Content starts

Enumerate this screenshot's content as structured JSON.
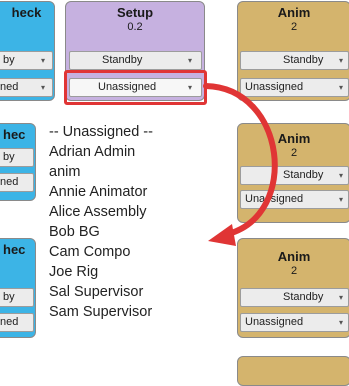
{
  "columns": [
    {
      "id": "check",
      "title": "heck",
      "selects": [
        "by",
        "ned"
      ]
    },
    {
      "id": "setup",
      "title": "Setup",
      "version": "0.2",
      "selects": [
        "Standby",
        "Unassigned"
      ]
    },
    {
      "id": "anim",
      "title": "Anim",
      "version": "2",
      "selects": [
        "Standby",
        "Unassigned"
      ]
    }
  ],
  "left_rows": [
    {
      "title": "hec",
      "selects": [
        "by",
        "ned"
      ]
    },
    {
      "title": "hec",
      "selects": [
        "by",
        "ned"
      ]
    }
  ],
  "right_rows": [
    {
      "title": "Anim",
      "version": "2",
      "selects": [
        "Standby",
        "Unassigned"
      ]
    },
    {
      "title": "Anim",
      "version": "2",
      "selects": [
        "Standby",
        "Unassigned"
      ]
    }
  ],
  "dropdown": {
    "options": [
      "-- Unassigned --",
      "Adrian Admin",
      "anim",
      "Annie Animator",
      "Alice Assembly",
      "Bob BG",
      "Cam Compo",
      "Joe Rig",
      "Sal Supervisor",
      "Sam Supervisor"
    ]
  },
  "colors": {
    "check": "#3cb4e6",
    "setup": "#c6b1e0",
    "anim": "#d4b46d",
    "annotation": "#e03535"
  },
  "icons": {
    "caret": "chevron-down-icon",
    "annotation_arrow": "curved-arrow-icon"
  }
}
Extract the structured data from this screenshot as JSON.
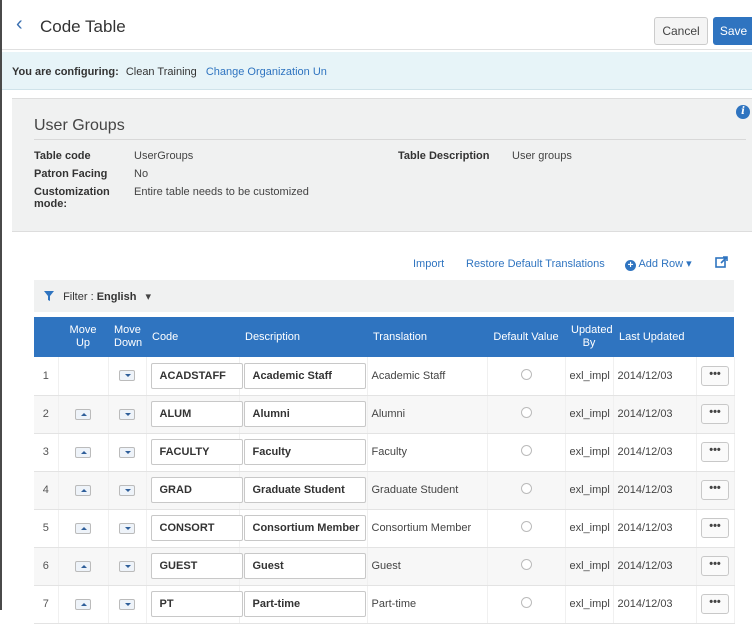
{
  "header": {
    "title": "Code Table",
    "cancel_label": "Cancel",
    "save_label": "Save"
  },
  "config_bar": {
    "prefix": "You are configuring:",
    "org": "Clean Training",
    "change_link": "Change Organization Un"
  },
  "panel": {
    "title": "User Groups",
    "table_code_label": "Table code",
    "table_code": "UserGroups",
    "patron_facing_label": "Patron Facing",
    "patron_facing": "No",
    "custom_label_1": "Customization",
    "custom_label_2": "mode:",
    "custom_value": "Entire table needs to be customized",
    "desc_label": "Table Description",
    "desc_value": "User groups"
  },
  "toolbar": {
    "import": "Import",
    "restore": "Restore Default Translations",
    "add_row": "Add Row"
  },
  "filter": {
    "label": "Filter :",
    "value": "English"
  },
  "columns": {
    "move_up_1": "Move",
    "move_up_2": "Up",
    "move_down_1": "Move",
    "move_down_2": "Down",
    "code": "Code",
    "description": "Description",
    "translation": "Translation",
    "default": "Default Value",
    "updated_by_1": "Updated",
    "updated_by_2": "By",
    "last_updated": "Last Updated"
  },
  "rows": [
    {
      "n": "1",
      "code": "ACADSTAFF",
      "desc": "Academic Staff",
      "trans": "Academic Staff",
      "by": "exl_impl",
      "date": "2014/12/03",
      "more": "•••"
    },
    {
      "n": "2",
      "code": "ALUM",
      "desc": "Alumni",
      "trans": "Alumni",
      "by": "exl_impl",
      "date": "2014/12/03",
      "more": "•••"
    },
    {
      "n": "3",
      "code": "FACULTY",
      "desc": "Faculty",
      "trans": "Faculty",
      "by": "exl_impl",
      "date": "2014/12/03",
      "more": "•••"
    },
    {
      "n": "4",
      "code": "GRAD",
      "desc": "Graduate Student",
      "trans": "Graduate Student",
      "by": "exl_impl",
      "date": "2014/12/03",
      "more": "•••"
    },
    {
      "n": "5",
      "code": "CONSORT",
      "desc": "Consortium Member",
      "trans": "Consortium Member",
      "by": "exl_impl",
      "date": "2014/12/03",
      "more": "•••"
    },
    {
      "n": "6",
      "code": "GUEST",
      "desc": "Guest",
      "trans": "Guest",
      "by": "exl_impl",
      "date": "2014/12/03",
      "more": "•••"
    },
    {
      "n": "7",
      "code": "PT",
      "desc": "Part-time",
      "trans": "Part-time",
      "by": "exl_impl",
      "date": "2014/12/03",
      "more": "•••"
    }
  ]
}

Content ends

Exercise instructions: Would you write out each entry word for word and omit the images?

Your solution:
Enumerate this screenshot's content as structured JSON.
{
  "columns": [
    {
      "id": "check",
      "title": "heck",
      "selects": [
        "by",
        "ned"
      ]
    },
    {
      "id": "setup",
      "title": "Setup",
      "version": "0.2",
      "selects": [
        "Standby",
        "Unassigned"
      ]
    },
    {
      "id": "anim",
      "title": "Anim",
      "version": "2",
      "selects": [
        "Standby",
        "Unassigned"
      ]
    }
  ],
  "left_rows": [
    {
      "title": "hec",
      "selects": [
        "by",
        "ned"
      ]
    },
    {
      "title": "hec",
      "selects": [
        "by",
        "ned"
      ]
    }
  ],
  "right_rows": [
    {
      "title": "Anim",
      "version": "2",
      "selects": [
        "Standby",
        "Unassigned"
      ]
    },
    {
      "title": "Anim",
      "version": "2",
      "selects": [
        "Standby",
        "Unassigned"
      ]
    }
  ],
  "dropdown": {
    "options": [
      "-- Unassigned --",
      "Adrian Admin",
      "anim",
      "Annie Animator",
      "Alice Assembly",
      "Bob BG",
      "Cam Compo",
      "Joe Rig",
      "Sal Supervisor",
      "Sam Supervisor"
    ]
  },
  "colors": {
    "check": "#3cb4e6",
    "setup": "#c6b1e0",
    "anim": "#d4b46d",
    "annotation": "#e03535"
  },
  "icons": {
    "caret": "chevron-down-icon",
    "annotation_arrow": "curved-arrow-icon"
  }
}
Extract the structured data from this screenshot as JSON.
{
  "header": {
    "title": "Code Table",
    "cancel_label": "Cancel",
    "save_label": "Save"
  },
  "config_bar": {
    "prefix": "You are configuring:",
    "org": "Clean Training",
    "change_link": "Change Organization Un"
  },
  "panel": {
    "title": "User Groups",
    "table_code_label": "Table code",
    "table_code": "UserGroups",
    "patron_facing_label": "Patron Facing",
    "patron_facing": "No",
    "custom_label_1": "Customization",
    "custom_label_2": "mode:",
    "custom_value": "Entire table needs to be customized",
    "desc_label": "Table Description",
    "desc_value": "User groups"
  },
  "toolbar": {
    "import": "Import",
    "restore": "Restore Default Translations",
    "add_row": "Add Row"
  },
  "filter": {
    "label": "Filter :",
    "value": "English"
  },
  "columns": {
    "move_up_1": "Move",
    "move_up_2": "Up",
    "move_down_1": "Move",
    "move_down_2": "Down",
    "code": "Code",
    "description": "Description",
    "translation": "Translation",
    "default": "Default Value",
    "updated_by_1": "Updated",
    "updated_by_2": "By",
    "last_updated": "Last Updated"
  },
  "rows": [
    {
      "n": "1",
      "code": "ACADSTAFF",
      "desc": "Academic Staff",
      "trans": "Academic Staff",
      "by": "exl_impl",
      "date": "2014/12/03",
      "more": "•••"
    },
    {
      "n": "2",
      "code": "ALUM",
      "desc": "Alumni",
      "trans": "Alumni",
      "by": "exl_impl",
      "date": "2014/12/03",
      "more": "•••"
    },
    {
      "n": "3",
      "code": "FACULTY",
      "desc": "Faculty",
      "trans": "Faculty",
      "by": "exl_impl",
      "date": "2014/12/03",
      "more": "•••"
    },
    {
      "n": "4",
      "code": "GRAD",
      "desc": "Graduate Student",
      "trans": "Graduate Student",
      "by": "exl_impl",
      "date": "2014/12/03",
      "more": "•••"
    },
    {
      "n": "5",
      "code": "CONSORT",
      "desc": "Consortium Member",
      "trans": "Consortium Member",
      "by": "exl_impl",
      "date": "2014/12/03",
      "more": "•••"
    },
    {
      "n": "6",
      "code": "GUEST",
      "desc": "Guest",
      "trans": "Guest",
      "by": "exl_impl",
      "date": "2014/12/03",
      "more": "•••"
    },
    {
      "n": "7",
      "code": "PT",
      "desc": "Part-time",
      "trans": "Part-time",
      "by": "exl_impl",
      "date": "2014/12/03",
      "more": "•••"
    }
  ]
}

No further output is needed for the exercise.